Sources told DNAinfo New York that the mayor's push was all about optics.

But a spokeswoman for City Hall said the the Dec. 31 deadline was all about the homeowners. 

"Build It Back sets manageable deadlines for homeowners to ensure the city can complete the program and help these homeowners. These include set time periods to approve designs, relocate before construction, and submit required documentation," she said in a statement.

Registrants in the program were notified of the new deadlines, and 90 percent — roughly 350 homeowners — have complied with a 14-day approval for designs, she said. 

She also said homeowners can request extensions to have work completed beyond the mayor's deadline, although she didn't know how many had applied for that.

State Sen. Joe Addabbo said in a press release the last thing Hurricane Sandy-affected families deserve "is a strict deadline from BIB or the threat of being removed from the program."

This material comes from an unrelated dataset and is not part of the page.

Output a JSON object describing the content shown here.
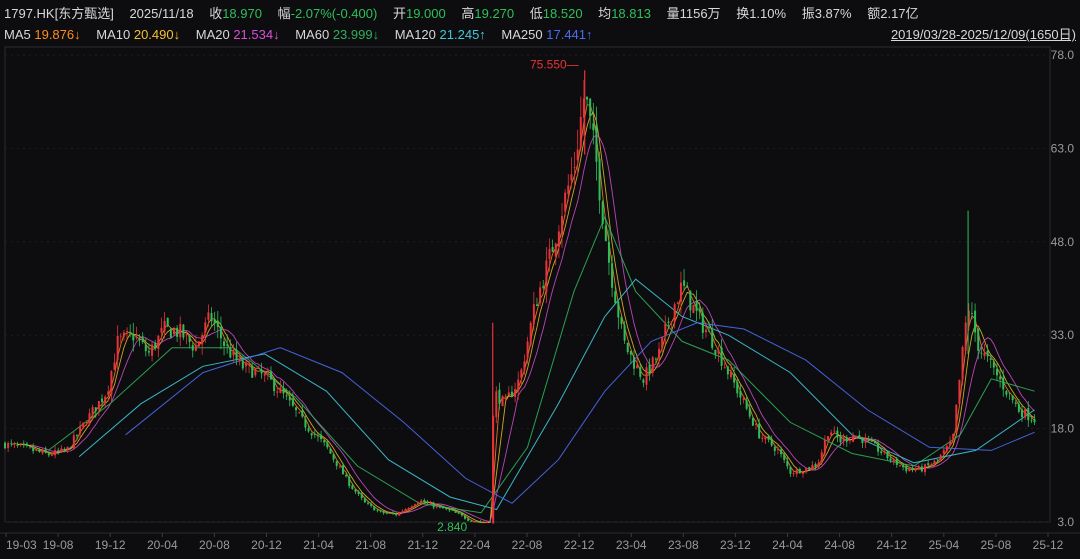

“I believe in most of my district cases, BIB has intended to credibly assist my constituents, and in furtherance of working with them, I would appreciate BIB to grant reasonable extensions for those still seeking recovery from Sandy," he said.